HONG KONG—During four days of sales at Sotheby’s Hong Kong, the predominantly Asian buyers spent $106 million (excluding watches) on Chinese jade, porcelain, Imperial accessories and ink brushwork paintings.
But it was the contemporary Chinese art sale on the second day that doubled expectations, with a diverse crowd of buyers leaping at works created in this century. Top lots went to Taiwanese, Indonesian, Korean, mainland Chinese and American collectors. (Sotheby’s sales this year were held from April 7-10, three weeks earlier than the usual late April/early May time, when Christie’s still holds its sales.)
The contemporary Chinese art total of $17 million was nearly $4 million more than Sotheby’s inaugural “Contemporary Art Asia” sale held in New York a week earlier (see page 2) and was the highest yet for a Chinese contemporary art sale at Sotheby’s.
Many of the most sought-after works on offer carried relatively low estimates and had been made within the past five years by artists such as Liu Ye (b. 1964), Yue Minjun (b. 1962) and Tang Zhigang (b. 1959). In fact, many were dated 2005, although only two works came directly from the artists, says Sotheby’s contemporary Chinese specialist Evelyn Lin.
An American collector, bidding on the phone, purchased the costliest contemporary work of art, Liu’s irreverent picture of a young girl lighting up before a red sun, Smoke, 2001-02, for $477,483.
The highest prices within the contemporary category, however, were reserved for the modern, mid-20th-century artists who used oil paints to render familiar themes in Chinese ink-brush painting.

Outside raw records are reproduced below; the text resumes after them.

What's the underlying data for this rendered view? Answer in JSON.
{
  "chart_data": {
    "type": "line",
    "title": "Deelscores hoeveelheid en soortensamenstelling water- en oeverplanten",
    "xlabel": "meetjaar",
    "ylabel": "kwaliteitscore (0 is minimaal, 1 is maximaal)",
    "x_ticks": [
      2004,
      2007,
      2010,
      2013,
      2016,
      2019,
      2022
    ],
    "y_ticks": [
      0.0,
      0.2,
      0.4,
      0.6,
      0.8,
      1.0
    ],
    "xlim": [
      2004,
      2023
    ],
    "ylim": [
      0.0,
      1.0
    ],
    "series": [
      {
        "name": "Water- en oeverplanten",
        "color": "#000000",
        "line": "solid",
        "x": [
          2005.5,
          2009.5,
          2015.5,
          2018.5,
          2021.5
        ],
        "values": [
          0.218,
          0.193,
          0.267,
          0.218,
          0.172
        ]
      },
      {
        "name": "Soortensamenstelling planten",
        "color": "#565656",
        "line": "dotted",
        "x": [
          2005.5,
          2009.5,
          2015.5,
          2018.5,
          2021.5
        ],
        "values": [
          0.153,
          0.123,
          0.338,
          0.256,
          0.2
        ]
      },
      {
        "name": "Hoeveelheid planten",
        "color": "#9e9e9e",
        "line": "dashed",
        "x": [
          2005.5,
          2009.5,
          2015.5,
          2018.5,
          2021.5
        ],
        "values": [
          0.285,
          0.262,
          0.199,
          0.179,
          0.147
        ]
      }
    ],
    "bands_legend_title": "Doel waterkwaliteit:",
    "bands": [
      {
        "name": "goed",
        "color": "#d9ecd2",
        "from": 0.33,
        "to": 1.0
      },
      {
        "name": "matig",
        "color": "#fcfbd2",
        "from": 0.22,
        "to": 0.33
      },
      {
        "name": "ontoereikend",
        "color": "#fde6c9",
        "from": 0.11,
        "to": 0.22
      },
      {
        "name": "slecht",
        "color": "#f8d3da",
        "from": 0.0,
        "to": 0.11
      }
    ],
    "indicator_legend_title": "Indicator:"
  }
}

Sanyu’s much-reproduced, poster-friendly Pink Lotus was sold for $3.6 million to a private Asian collector, setting a record both for the artist and for a Chinese oil painting at auction.
Oil-on-canvas works by Liao Jichun (the Fauvist-influenced Tainan Confucius Temple, 1962) and by Lin Fengmian (a Claude Monet-like Lotus Pond, 1965) each made $953,934. “The market is getting bigger, but it is also getting more difficult for us to find good property, because everyone wants to keep their collection for the future,” explains Sotheby’s Lin.
The opening-day sale of late-19th- and early- 20th-century Chinese paintings being sold by Hong Kong and Shanghai-based collector Robert Chang did not fare as well, with only 58 percent of the lots selling for a total of $5 million (HK$38.7 million), well below the presale estimate of HK$70 million.
T he top lot was Qi Baishi’s Refusing Drink, an ink on hanging scroll that fell for $419,666 to a private buyer on the phone. “The estimates were quite strong, and there was resistance from buyers,” observes Henry Howard-Sneyd, managing director of Sotheby’s Asia and the principal auctioneer. The Chinese paintings sale later in the day totaled a respectable $12.4 million.
The usual centerpiece of Chinese auctions— fine Chinese ceramics and works of art—also performed solidly, totaling $20.5 million, with Asian bidders in the room fighting for the always desirable 16th- and 17th-century blue and white porcelain vases and jars.
The greatest enthusiasm seemed reserved for the last sale of the day—for works once owned by Emperor Qianlong (1736-95). Despite spotty bidding, they made $23.2 million, at the high end of the presale estimates.